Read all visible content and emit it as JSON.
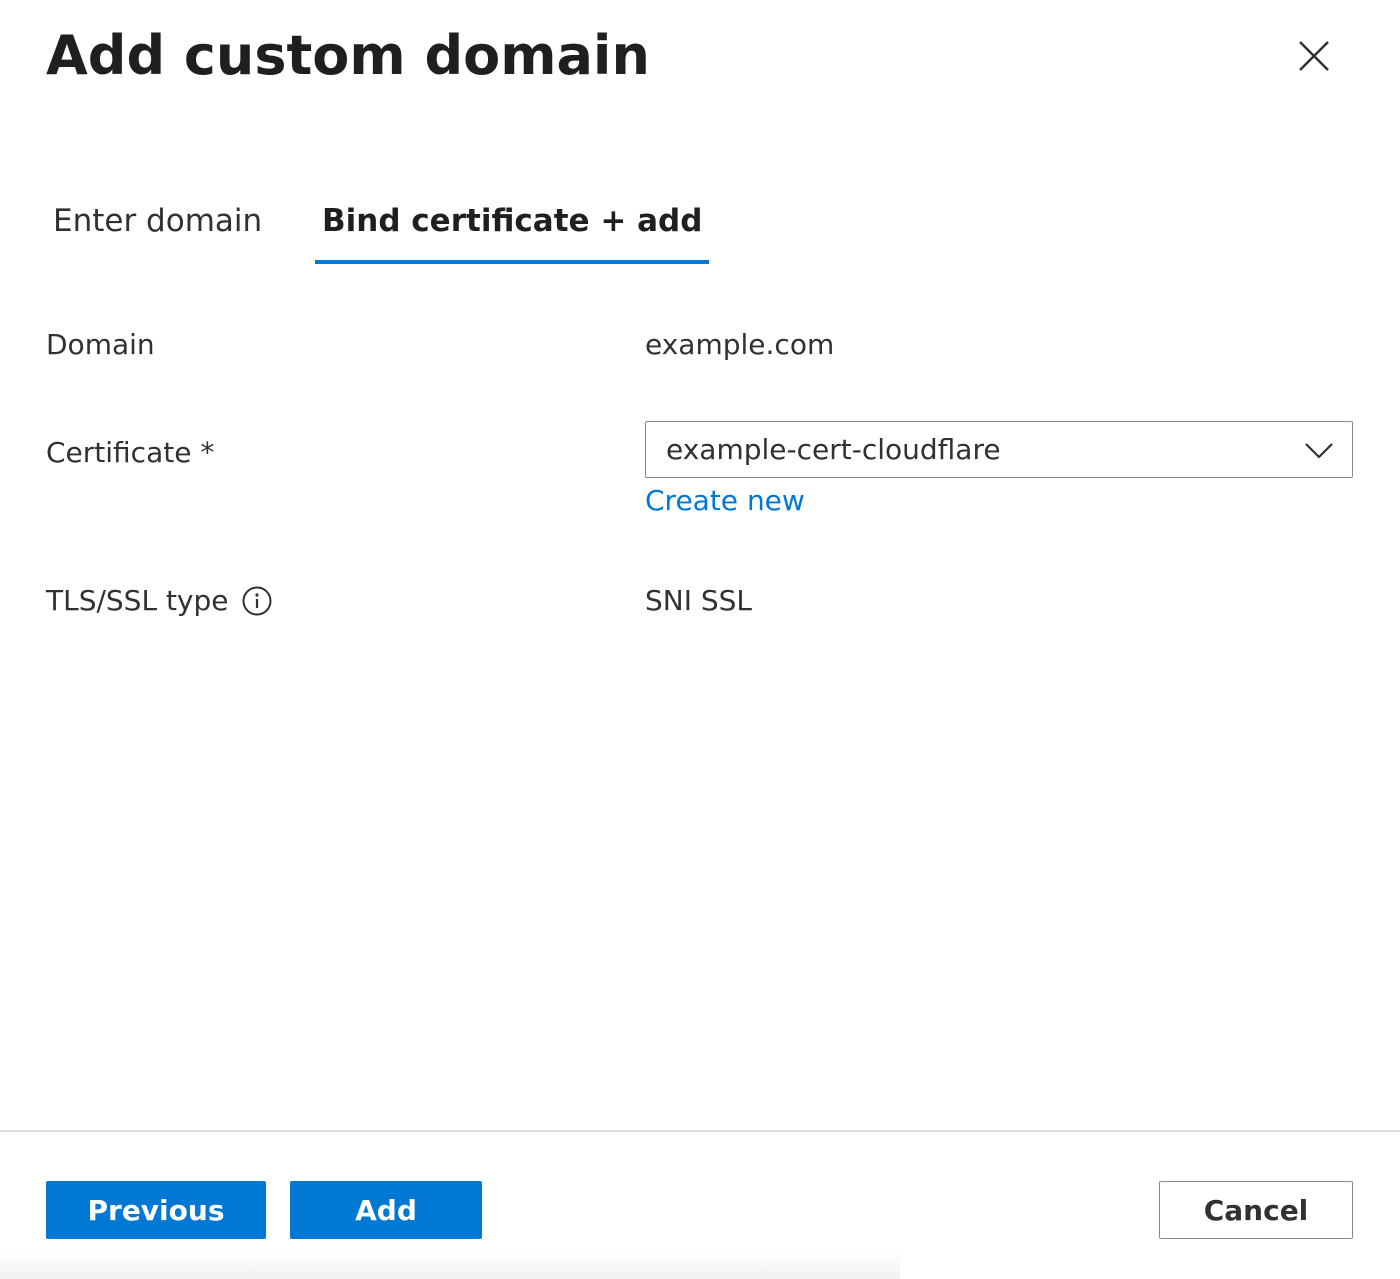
{
  "dialog": {
    "title": "Add custom domain",
    "close_icon": "close-icon"
  },
  "tabs": [
    {
      "label": "Enter domain",
      "selected": false
    },
    {
      "label": "Bind certificate + add",
      "selected": true
    }
  ],
  "form": {
    "domain": {
      "label": "Domain",
      "value": "example.com"
    },
    "certificate": {
      "label": "Certificate *",
      "selected_value": "example-cert-cloudflare",
      "create_new_link": "Create new"
    },
    "tls_ssl_type": {
      "label": "TLS/SSL type",
      "info_icon": "info-icon",
      "value": "SNI SSL"
    }
  },
  "footer": {
    "previous_label": "Previous",
    "add_label": "Add",
    "cancel_label": "Cancel"
  },
  "colors": {
    "accent": "#0078d4",
    "text": "#323130",
    "border": "#8a8886"
  }
}
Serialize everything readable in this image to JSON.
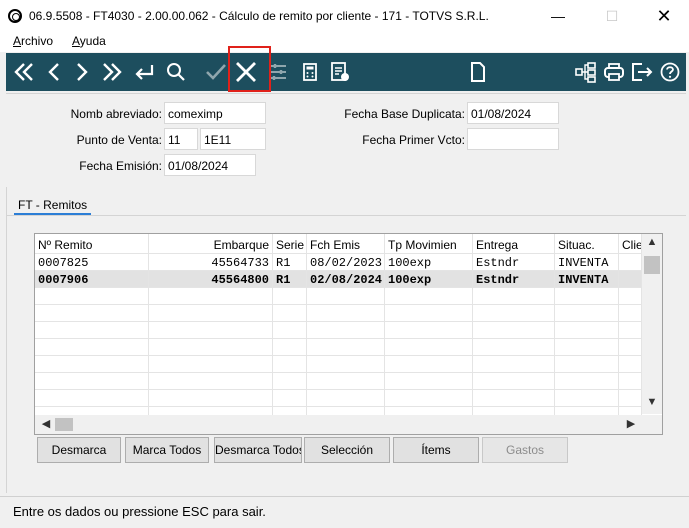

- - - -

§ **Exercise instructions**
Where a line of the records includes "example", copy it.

§ **Your solution**
      "value": "example.com"
      "selected_value": "example-cert-cloudflare",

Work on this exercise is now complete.